Every single cell in the human body replaces itself over a period of seven years. That means there's not even the smallest part of you now that was part of you seven years ago. The Raw Shark Texts, Steven Hall.
Word count: 334 Reading time 1-2 mins.
This means that there is still hope for the novel that I started writing seven years ago. Over the course of time, it has been revised to the point that very little of the original text survives.
This novel has become a bit of an annual tradition that coincides with spring. When the cherry trees flower and sunny forsythia brightens even the dullest day, a sense of renewal, of a fresh start, buoys me. So I revisit the languishing saga. Every year, when I open it again, it feels like I am administering CPR to a failing body.
In December 2010 at the 92nd Street Y in New York City writer-artist Lynda Barry and illustrator Maira Kalman spoke about their artistic processes. In particular, they talked about how a piece can feel like it’s dying and how rescuing it is what makes it work.
“It’s literally every day, I’m dying, it’s dying,” Kalman said. “Then something happens and it’s like, 'OK, it’s going to be OK.'”
To me, that’s what perseverance and rewriting is about; it’s digging for the moment when everything feels OK again. Just this week my writing partner, who has probably read the entire seven-year-old novel three or four times, suggested a change at a pivotal point in the story. It wasn’t how I imagined the narrative unfolding but as I revised, new perspectives on the story opened. (Thanks, Allison!) The branch of the cherry tree that looked lifeless last week is now covered in blossoms.
Is there a manuscript sitting on your shelf that you have abandoned because it looked, to all appearances, dead? Should you try to breathe some air into its lungs and hope for a ROSC (return of spontaneous circulation)? Could yesterday’s fallow ground open with flowers?

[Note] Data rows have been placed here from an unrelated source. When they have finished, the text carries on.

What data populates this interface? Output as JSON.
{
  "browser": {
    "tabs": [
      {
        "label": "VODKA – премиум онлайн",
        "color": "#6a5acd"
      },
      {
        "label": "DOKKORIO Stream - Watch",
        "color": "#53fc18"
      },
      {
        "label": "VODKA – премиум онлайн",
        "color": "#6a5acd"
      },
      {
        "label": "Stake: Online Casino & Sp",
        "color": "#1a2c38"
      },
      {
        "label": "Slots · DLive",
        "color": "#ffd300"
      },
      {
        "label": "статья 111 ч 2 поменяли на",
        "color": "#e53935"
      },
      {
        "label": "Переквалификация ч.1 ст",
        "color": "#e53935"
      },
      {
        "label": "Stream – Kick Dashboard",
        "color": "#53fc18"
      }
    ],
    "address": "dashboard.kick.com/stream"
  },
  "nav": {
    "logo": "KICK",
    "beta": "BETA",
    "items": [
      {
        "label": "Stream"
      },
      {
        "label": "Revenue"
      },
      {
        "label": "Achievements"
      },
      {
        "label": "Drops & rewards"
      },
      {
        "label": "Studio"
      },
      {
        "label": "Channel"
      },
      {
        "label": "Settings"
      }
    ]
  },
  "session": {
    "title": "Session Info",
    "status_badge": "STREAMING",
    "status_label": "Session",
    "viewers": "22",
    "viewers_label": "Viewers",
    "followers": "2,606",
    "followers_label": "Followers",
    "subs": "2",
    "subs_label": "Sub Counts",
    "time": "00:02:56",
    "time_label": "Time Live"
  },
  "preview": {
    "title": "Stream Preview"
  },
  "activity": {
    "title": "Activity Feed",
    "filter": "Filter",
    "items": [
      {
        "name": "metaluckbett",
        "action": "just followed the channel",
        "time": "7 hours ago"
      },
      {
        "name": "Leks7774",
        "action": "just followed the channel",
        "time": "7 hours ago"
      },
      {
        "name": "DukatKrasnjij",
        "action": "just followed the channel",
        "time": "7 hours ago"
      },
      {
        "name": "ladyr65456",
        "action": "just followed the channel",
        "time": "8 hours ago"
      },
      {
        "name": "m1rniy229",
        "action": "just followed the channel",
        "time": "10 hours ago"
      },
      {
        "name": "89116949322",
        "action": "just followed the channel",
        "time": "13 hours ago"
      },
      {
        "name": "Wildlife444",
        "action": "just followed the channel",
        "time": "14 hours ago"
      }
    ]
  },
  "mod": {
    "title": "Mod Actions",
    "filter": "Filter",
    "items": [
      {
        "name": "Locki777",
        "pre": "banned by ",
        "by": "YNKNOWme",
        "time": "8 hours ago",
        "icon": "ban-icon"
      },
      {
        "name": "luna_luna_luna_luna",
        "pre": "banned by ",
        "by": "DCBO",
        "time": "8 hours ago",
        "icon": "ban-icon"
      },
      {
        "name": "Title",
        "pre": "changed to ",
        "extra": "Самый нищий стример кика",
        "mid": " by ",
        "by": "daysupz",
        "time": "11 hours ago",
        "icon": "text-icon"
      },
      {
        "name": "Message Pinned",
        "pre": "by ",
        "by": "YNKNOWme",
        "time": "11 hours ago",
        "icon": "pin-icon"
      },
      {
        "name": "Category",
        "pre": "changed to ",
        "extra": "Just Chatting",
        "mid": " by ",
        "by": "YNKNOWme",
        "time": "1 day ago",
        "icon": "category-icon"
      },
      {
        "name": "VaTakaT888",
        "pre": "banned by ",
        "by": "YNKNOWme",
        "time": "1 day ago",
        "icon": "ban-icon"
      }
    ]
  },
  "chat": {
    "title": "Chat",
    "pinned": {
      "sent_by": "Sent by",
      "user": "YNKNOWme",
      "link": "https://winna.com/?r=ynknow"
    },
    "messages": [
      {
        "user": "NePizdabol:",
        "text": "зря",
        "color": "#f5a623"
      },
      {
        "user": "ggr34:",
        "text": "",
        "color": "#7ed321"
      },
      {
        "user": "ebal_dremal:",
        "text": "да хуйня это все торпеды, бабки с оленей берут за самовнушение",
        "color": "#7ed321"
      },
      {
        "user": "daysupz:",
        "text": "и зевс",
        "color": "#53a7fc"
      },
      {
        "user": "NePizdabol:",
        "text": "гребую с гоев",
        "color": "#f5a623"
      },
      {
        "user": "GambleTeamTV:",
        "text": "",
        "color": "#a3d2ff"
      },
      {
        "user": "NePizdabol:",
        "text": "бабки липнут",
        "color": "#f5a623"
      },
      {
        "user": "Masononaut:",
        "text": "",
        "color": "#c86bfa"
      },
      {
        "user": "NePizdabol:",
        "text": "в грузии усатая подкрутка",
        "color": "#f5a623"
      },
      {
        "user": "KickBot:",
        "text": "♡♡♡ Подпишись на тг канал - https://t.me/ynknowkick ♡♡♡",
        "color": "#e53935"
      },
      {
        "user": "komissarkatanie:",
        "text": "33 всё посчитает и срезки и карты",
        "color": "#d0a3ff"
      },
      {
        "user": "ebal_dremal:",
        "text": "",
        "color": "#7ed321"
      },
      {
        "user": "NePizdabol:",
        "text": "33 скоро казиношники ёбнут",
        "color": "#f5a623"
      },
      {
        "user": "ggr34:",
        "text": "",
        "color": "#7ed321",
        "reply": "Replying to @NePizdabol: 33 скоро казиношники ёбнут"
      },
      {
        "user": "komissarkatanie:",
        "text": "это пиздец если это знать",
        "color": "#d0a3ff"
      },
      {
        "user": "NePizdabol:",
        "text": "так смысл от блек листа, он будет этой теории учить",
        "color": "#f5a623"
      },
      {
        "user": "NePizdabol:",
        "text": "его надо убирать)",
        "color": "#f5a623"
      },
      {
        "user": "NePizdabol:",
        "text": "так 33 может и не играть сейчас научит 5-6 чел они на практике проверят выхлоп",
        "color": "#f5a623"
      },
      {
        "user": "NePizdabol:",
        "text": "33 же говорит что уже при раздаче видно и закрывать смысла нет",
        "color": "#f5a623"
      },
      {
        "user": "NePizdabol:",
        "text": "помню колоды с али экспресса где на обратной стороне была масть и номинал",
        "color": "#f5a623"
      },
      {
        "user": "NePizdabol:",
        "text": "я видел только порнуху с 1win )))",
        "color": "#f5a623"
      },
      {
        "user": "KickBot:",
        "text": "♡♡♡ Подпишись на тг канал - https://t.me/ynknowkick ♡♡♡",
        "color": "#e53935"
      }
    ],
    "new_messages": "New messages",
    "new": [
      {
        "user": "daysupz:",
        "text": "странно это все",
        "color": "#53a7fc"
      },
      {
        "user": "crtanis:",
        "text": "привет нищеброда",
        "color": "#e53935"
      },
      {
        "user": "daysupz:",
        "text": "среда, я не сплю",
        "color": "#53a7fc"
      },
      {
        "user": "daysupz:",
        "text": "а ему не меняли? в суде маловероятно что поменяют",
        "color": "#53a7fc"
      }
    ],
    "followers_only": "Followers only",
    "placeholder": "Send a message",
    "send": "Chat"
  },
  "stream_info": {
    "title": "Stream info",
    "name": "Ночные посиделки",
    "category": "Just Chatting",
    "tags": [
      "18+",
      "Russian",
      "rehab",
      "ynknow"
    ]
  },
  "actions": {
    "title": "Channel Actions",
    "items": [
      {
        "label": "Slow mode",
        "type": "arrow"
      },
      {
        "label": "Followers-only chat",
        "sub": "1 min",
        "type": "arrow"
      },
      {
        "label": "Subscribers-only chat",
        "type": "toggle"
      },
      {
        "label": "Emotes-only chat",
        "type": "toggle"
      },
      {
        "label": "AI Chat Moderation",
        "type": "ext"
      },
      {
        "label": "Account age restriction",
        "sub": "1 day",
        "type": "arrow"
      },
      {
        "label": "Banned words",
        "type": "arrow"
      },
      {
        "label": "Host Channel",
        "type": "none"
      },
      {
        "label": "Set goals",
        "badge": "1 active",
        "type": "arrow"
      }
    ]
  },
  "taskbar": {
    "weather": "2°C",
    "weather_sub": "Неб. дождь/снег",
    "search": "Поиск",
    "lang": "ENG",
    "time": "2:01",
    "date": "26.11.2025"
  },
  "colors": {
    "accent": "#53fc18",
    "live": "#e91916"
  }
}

Photo: Cherry Blossom in Branch Brook Park, NJ by Siddharth Mallya from Wikimedia Commons